§ **Data to use**:
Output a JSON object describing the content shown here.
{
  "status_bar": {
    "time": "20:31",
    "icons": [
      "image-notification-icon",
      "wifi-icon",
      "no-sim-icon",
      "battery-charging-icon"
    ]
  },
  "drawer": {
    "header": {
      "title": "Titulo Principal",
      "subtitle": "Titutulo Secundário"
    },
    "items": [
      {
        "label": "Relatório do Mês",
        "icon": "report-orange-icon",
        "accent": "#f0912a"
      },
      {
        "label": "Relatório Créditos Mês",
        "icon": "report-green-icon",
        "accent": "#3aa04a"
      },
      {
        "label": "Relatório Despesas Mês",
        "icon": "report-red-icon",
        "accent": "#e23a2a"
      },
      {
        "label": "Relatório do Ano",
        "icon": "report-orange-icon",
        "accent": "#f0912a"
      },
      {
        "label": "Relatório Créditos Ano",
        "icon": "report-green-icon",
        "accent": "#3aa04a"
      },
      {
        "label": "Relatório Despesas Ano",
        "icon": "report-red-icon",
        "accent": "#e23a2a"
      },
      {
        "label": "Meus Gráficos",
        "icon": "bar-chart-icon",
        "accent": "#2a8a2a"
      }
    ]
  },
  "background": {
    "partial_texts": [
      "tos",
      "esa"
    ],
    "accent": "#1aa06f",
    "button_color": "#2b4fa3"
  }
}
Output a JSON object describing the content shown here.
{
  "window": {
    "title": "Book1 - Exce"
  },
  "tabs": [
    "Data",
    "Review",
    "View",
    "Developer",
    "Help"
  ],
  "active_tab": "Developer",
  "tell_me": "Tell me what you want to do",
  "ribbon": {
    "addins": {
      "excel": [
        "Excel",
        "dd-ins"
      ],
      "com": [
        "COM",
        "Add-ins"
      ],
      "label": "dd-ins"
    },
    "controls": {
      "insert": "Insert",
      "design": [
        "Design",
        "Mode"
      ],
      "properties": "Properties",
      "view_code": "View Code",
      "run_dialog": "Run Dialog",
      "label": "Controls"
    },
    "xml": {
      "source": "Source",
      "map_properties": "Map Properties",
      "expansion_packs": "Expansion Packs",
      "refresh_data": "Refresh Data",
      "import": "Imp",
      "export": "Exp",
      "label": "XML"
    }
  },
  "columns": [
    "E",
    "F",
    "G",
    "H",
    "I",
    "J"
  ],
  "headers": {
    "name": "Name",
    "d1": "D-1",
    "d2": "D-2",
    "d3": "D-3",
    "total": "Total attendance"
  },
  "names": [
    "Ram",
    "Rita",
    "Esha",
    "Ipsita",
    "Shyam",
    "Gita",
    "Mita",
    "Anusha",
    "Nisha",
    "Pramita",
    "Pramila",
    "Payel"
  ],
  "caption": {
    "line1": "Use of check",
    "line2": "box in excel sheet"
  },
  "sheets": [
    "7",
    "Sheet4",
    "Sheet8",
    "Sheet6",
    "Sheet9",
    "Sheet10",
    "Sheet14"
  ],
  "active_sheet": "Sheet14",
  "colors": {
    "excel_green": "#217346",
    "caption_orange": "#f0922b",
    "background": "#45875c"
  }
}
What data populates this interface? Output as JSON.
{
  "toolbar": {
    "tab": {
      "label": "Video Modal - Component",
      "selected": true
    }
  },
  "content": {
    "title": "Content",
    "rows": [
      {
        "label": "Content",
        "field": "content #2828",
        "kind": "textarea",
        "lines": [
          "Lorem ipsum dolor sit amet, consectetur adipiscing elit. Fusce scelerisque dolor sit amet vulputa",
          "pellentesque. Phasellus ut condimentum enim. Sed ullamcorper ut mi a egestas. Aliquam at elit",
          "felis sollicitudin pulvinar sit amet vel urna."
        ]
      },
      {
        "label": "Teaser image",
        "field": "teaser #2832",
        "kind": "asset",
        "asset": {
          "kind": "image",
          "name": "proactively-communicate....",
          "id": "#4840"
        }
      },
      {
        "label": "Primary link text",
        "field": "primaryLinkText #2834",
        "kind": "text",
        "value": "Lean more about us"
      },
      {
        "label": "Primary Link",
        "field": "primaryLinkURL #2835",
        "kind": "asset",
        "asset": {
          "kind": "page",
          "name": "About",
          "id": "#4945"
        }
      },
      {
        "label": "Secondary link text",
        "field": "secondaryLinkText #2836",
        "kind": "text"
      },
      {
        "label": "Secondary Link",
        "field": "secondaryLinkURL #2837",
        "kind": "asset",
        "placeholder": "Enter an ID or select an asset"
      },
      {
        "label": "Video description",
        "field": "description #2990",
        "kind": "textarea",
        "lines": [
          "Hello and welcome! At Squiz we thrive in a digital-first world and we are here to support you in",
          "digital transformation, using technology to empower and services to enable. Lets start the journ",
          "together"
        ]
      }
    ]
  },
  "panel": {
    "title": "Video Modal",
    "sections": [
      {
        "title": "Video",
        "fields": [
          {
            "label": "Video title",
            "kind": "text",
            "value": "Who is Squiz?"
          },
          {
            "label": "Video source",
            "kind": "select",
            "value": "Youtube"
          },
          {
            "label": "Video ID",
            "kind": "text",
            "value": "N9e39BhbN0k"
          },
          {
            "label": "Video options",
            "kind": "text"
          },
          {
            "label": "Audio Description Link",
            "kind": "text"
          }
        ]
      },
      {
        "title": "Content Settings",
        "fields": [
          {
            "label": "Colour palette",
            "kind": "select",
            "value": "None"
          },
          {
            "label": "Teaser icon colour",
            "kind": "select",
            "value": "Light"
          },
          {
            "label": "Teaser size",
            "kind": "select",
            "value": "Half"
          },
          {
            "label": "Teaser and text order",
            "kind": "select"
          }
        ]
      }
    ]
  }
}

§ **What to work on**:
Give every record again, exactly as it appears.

§ **Answer section**:
Output a JSON object describing the content shown here.
{
  "status_bar": {
    "time": "20:31",
    "icons": [
      "image-notification-icon",
      "wifi-icon",
      "no-sim-icon",
      "battery-charging-icon"
    ]
  },
  "drawer": {
    "header": {
      "title": "Titulo Principal",
      "subtitle": "Titutulo Secundário"
    },
    "items": [
      {
        "label": "Relatório do Mês",
        "icon": "report-orange-icon",
        "accent": "#f0912a"
      },
      {
        "label": "Relatório Créditos Mês",
        "icon": "report-green-icon",
        "accent": "#3aa04a"
      },
      {
        "label": "Relatório Despesas Mês",
        "icon": "report-red-icon",
        "accent": "#e23a2a"
      },
      {
        "label": "Relatório do Ano",
        "icon": "report-orange-icon",
        "accent": "#f0912a"
      },
      {
        "label": "Relatório Créditos Ano",
        "icon": "report-green-icon",
        "accent": "#3aa04a"
      },
      {
        "label": "Relatório Despesas Ano",
        "icon": "report-red-icon",
        "accent": "#e23a2a"
      },
      {
        "label": "Meus Gráficos",
        "icon": "bar-chart-icon",
        "accent": "#2a8a2a"
      }
    ]
  },
  "background": {
    "partial_texts": [
      "tos",
      "esa"
    ],
    "accent": "#1aa06f",
    "button_color": "#2b4fa3"
  }
}
Output a JSON object describing the content shown here.
{
  "window": {
    "title": "Book1 - Exce"
  },
  "tabs": [
    "Data",
    "Review",
    "View",
    "Developer",
    "Help"
  ],
  "active_tab": "Developer",
  "tell_me": "Tell me what you want to do",
  "ribbon": {
    "addins": {
      "excel": [
        "Excel",
        "dd-ins"
      ],
      "com": [
        "COM",
        "Add-ins"
      ],
      "label": "dd-ins"
    },
    "controls": {
      "insert": "Insert",
      "design": [
        "Design",
        "Mode"
      ],
      "properties": "Properties",
      "view_code": "View Code",
      "run_dialog": "Run Dialog",
      "label": "Controls"
    },
    "xml": {
      "source": "Source",
      "map_properties": "Map Properties",
      "expansion_packs": "Expansion Packs",
      "refresh_data": "Refresh Data",
      "import": "Imp",
      "export": "Exp",
      "label": "XML"
    }
  },
  "columns": [
    "E",
    "F",
    "G",
    "H",
    "I",
    "J"
  ],
  "headers": {
    "name": "Name",
    "d1": "D-1",
    "d2": "D-2",
    "d3": "D-3",
    "total": "Total attendance"
  },
  "names": [
    "Ram",
    "Rita",
    "Esha",
    "Ipsita",
    "Shyam",
    "Gita",
    "Mita",
    "Anusha",
    "Nisha",
    "Pramita",
    "Pramila",
    "Payel"
  ],
  "caption": {
    "line1": "Use of check",
    "line2": "box in excel sheet"
  },
  "sheets": [
    "7",
    "Sheet4",
    "Sheet8",
    "Sheet6",
    "Sheet9",
    "Sheet10",
    "Sheet14"
  ],
  "active_sheet": "Sheet14",
  "colors": {
    "excel_green": "#217346",
    "caption_orange": "#f0922b",
    "background": "#45875c"
  }
}
What data populates this interface? Output as JSON.
{
  "toolbar": {
    "tab": {
      "label": "Video Modal - Component",
      "selected": true
    }
  },
  "content": {
    "title": "Content",
    "rows": [
      {
        "label": "Content",
        "field": "content #2828",
        "kind": "textarea",
        "lines": [
          "Lorem ipsum dolor sit amet, consectetur adipiscing elit. Fusce scelerisque dolor sit amet vulputa",
          "pellentesque. Phasellus ut condimentum enim. Sed ullamcorper ut mi a egestas. Aliquam at elit",
          "felis sollicitudin pulvinar sit amet vel urna."
        ]
      },
      {
        "label": "Teaser image",
        "field": "teaser #2832",
        "kind": "asset",
        "asset": {
          "kind": "image",
          "name": "proactively-communicate....",
          "id": "#4840"
        }
      },
      {
        "label": "Primary link text",
        "field": "primaryLinkText #2834",
        "kind": "text",
        "value": "Lean more about us"
      },
      {
        "label": "Primary Link",
        "field": "primaryLinkURL #2835",
        "kind": "asset",
        "asset": {
          "kind": "page",
          "name": "About",
          "id": "#4945"
        }
      },
      {
        "label": "Secondary link text",
        "field": "secondaryLinkText #2836",
        "kind": "text"
      },
      {
        "label": "Secondary Link",
        "field": "secondaryLinkURL #2837",
        "kind": "asset",
        "placeholder": "Enter an ID or select an asset"
      },
      {
        "label": "Video description",
        "field": "description #2990",
        "kind": "textarea",
        "lines": [
          "Hello and welcome! At Squiz we thrive in a digital-first world and we are here to support you in",
          "digital transformation, using technology to empower and services to enable. Lets start the journ",
          "together"
        ]
      }
    ]
  },
  "panel": {
    "title": "Video Modal",
    "sections": [
      {
        "title": "Video",
        "fields": [
          {
            "label": "Video title",
            "kind": "text",
            "value": "Who is Squiz?"
          },
          {
            "label": "Video source",
            "kind": "select",
            "value": "Youtube"
          },
          {
            "label": "Video ID",
            "kind": "text",
            "value": "N9e39BhbN0k"
          },
          {
            "label": "Video options",
            "kind": "text"
          },
          {
            "label": "Audio Description Link",
            "kind": "text"
          }
        ]
      },
      {
        "title": "Content Settings",
        "fields": [
          {
            "label": "Colour palette",
            "kind": "select",
            "value": "None"
          },
          {
            "label": "Teaser icon colour",
            "kind": "select",
            "value": "Light"
          },
          {
            "label": "Teaser size",
            "kind": "select",
            "value": "Half"
          },
          {
            "label": "Teaser and text order",
            "kind": "select"
          }
        ]
      }
    ]
  }
}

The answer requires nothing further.